* AIM OF THE TASK: Using only the records, tally the lines with "location" in them and state that total by itself.

* SUPPLIED DATA:
-- Opening Marker --
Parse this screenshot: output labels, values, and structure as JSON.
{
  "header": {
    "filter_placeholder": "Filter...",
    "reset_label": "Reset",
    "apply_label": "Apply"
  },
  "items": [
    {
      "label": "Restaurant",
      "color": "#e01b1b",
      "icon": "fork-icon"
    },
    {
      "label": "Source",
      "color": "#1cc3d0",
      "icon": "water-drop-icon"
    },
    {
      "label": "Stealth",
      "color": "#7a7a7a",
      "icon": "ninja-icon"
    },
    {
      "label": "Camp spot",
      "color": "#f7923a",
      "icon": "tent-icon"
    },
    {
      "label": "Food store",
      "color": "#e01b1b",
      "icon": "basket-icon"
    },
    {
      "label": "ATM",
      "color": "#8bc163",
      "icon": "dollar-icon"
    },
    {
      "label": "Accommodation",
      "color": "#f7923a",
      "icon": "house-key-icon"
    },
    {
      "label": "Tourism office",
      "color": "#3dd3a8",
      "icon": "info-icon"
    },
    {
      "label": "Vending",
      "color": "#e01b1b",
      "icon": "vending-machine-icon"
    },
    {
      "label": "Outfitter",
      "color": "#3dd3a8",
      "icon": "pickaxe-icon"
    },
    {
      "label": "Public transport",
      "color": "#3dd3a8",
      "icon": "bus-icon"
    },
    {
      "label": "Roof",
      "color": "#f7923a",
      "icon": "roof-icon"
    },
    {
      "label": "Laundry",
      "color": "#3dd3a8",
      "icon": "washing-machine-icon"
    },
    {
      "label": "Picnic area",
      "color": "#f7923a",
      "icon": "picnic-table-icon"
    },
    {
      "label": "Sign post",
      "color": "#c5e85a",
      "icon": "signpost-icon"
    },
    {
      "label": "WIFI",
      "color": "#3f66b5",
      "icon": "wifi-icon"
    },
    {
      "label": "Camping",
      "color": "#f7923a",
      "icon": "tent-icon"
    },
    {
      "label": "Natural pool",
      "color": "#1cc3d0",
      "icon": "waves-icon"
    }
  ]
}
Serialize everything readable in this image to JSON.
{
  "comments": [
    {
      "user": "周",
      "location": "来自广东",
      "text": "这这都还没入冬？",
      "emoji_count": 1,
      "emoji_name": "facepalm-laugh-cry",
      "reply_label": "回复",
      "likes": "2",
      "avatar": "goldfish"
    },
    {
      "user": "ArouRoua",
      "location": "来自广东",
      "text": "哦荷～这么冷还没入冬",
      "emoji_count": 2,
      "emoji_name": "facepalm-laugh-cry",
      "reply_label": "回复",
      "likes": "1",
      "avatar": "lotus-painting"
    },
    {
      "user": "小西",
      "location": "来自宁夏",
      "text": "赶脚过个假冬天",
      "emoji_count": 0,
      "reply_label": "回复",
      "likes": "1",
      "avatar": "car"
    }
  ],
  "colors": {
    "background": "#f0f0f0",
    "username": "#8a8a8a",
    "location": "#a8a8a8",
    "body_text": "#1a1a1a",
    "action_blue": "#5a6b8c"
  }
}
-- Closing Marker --
* EXERCISE RESPONSE: 4